lacrimation / Early / Incidence not known
ocular discharge / Delayed / Incidence not known
drowsiness / Early / Incidence not known
Common Brand Names
Topical ophthalmic H1-antagonist
Used for the prevention of ocular pruritus associated with allergic conjunctivitis
Once daily administration
Dosage And Indications
1 drop in the affected eye(s) once daily.
1 drop in the affected eye(s) once daily.
Specific guidelines for dosage adjustments in hepatic impairment are not available; it appears that no dosage adjustments are needed.Renal Impairment
Specific guidelines for dosage adjustments in renal impairment are not available; it appears that no dosage adjustments are needed.
There are no drug interactions associated with Alcaftadine products.
LASTACAFT Ophthalmic Sol: 0.25%
1 drop/day ophthalmic solution in each eye.Geriatric
1 drop/day ophthalmic solution in each eye.Adolescents
1 drop/day ophthalmic solution in each eye.Children
>= 2 years: 1 drop/day ophthalmic solution in each eye.
< 2 years: Safety and efficacy have not been established.
Safety and efficacy have not been established.Neonates
Safety and efficacy have not been established.
Mechanism Of Action
Alcaftadine is a topically active, H1-receptor antagonist and an inhibitor of histamine release from mast cells. After topical ocular administration, alcaftadine inhibits histamine-stimulated vascular permeability in the conjunctiva, thereby preventing the formation of ocular edema and wheal. Alcaftadine has also been shown to decrease chemotaxis and activation of eosinophils. As a result of these pharmacologic actions, alcaftadine relieves ocular pruritus associated with allergic conjunctivitis.

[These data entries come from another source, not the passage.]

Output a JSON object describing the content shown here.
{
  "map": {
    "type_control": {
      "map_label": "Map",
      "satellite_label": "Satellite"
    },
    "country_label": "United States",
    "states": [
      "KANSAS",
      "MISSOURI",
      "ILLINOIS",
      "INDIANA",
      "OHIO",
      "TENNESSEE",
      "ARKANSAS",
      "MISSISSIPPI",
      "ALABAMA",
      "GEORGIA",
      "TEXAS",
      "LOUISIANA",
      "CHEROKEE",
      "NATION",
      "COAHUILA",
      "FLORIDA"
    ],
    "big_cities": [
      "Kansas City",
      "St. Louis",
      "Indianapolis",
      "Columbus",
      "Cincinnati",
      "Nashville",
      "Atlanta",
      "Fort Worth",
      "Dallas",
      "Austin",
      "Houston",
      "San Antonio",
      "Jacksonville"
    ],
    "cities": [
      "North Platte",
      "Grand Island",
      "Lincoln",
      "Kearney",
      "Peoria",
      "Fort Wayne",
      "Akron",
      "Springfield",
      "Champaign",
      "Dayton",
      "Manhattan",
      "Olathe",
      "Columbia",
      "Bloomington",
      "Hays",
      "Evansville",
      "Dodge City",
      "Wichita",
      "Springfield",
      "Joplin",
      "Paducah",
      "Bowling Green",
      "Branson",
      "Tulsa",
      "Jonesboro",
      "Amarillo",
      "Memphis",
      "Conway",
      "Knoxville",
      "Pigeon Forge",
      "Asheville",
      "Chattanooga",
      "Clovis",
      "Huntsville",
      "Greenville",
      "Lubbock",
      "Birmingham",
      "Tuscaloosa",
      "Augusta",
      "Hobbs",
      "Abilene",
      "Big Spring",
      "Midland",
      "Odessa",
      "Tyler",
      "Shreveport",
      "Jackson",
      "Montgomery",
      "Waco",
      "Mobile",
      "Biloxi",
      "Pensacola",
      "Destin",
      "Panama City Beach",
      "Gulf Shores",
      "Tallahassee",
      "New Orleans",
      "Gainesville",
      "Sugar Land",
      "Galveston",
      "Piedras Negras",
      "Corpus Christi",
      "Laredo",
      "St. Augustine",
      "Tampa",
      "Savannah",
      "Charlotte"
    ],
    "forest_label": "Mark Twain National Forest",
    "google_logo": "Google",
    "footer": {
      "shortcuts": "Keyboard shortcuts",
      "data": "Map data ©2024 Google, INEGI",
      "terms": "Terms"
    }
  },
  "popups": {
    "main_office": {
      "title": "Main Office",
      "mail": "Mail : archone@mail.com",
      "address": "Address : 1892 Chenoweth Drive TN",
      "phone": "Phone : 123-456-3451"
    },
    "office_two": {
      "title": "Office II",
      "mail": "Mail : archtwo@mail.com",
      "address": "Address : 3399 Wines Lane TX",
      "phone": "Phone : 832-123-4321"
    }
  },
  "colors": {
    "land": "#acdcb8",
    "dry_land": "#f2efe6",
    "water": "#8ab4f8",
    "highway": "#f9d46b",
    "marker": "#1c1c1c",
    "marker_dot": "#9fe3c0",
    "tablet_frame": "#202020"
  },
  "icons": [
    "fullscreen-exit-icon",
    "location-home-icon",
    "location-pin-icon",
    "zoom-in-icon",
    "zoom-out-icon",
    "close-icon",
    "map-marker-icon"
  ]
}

Alcaftadine is administered topically to the eyes. Once absorbed, alcaftadine is metabolized by non-CYP450 enzymes to an active metabolite, carboxylic acid. The protein binding of alcaftadine and carboxylic acid are 39.2% and 62.7%, respectively. Carboxylic acid has a half-life of approximately 2 hours and is primarily eliminated unchanged in the urine.Other Route(s)
Systemic absorption is limited after ophthalmic administration of alcaftadine. Instilling alcaftadine into both eyes results in a mean peak plasma concentrations (Cmax) of approximately 60 pg/mL. The median time to reach peak plasma concentration (Tmax) is 15 minutes, and the plasma concentrations fall below the limits of quantification (10 pg/mL) by 3 hours post-dose. The Cmax for carboxylic acid is approximately 3 ng/mL and occurs about 1 hour after dosing. The plasma concentrations of carboxylic acid are detectable for up to 12 hours after dosing. According to the manufacturer, there appears to be no systemic accumulation of alcaftadine or the active metabolite after daily topical ocular administration.
Pregnancy And Lactation
No adequate and well-controlled studies have been conducted to evaluate the use of alcaftadine during human pregnancy. In animal studies involving rats (20 mg/kg/day oral alcaftadine) and rabbits (80 mg/kg/day oral alcaftadine), no fetal or maternal toxicities were observed following exposure during the period of organogenesis. The plasma exposures in the pregnant rats and rabbits were 230- and 8,819-times higher, respectively, than the plasma exposure after a recommended human ocular dose. Lower pup weights were observed with 20 and 30 mg/kg/day doses of oral alcaftadine that were administered to rats from day 6 of pregnancy until day 20 postpartum; no adverse effects observed with the 5 mg/kg/day dose. Because animal reproductive studies are not always predictive of human response, only administer alcaftadine during pregnancy if the benefit justifies the potential risk to the fetus.
There are no data regarding the excretion of alcaftadine into human milk, the effects on a breast-fed infant, or the effects on milk production. Consider the benefits of breast-feeding, the risk of potential infant drug exposure, and the risk of an untreated or inadequately treated condition. If a breast-feeding infant experiences an adverse effect related to a maternally administered drug, health care providers are encouraged to report the adverse effect to the FDA.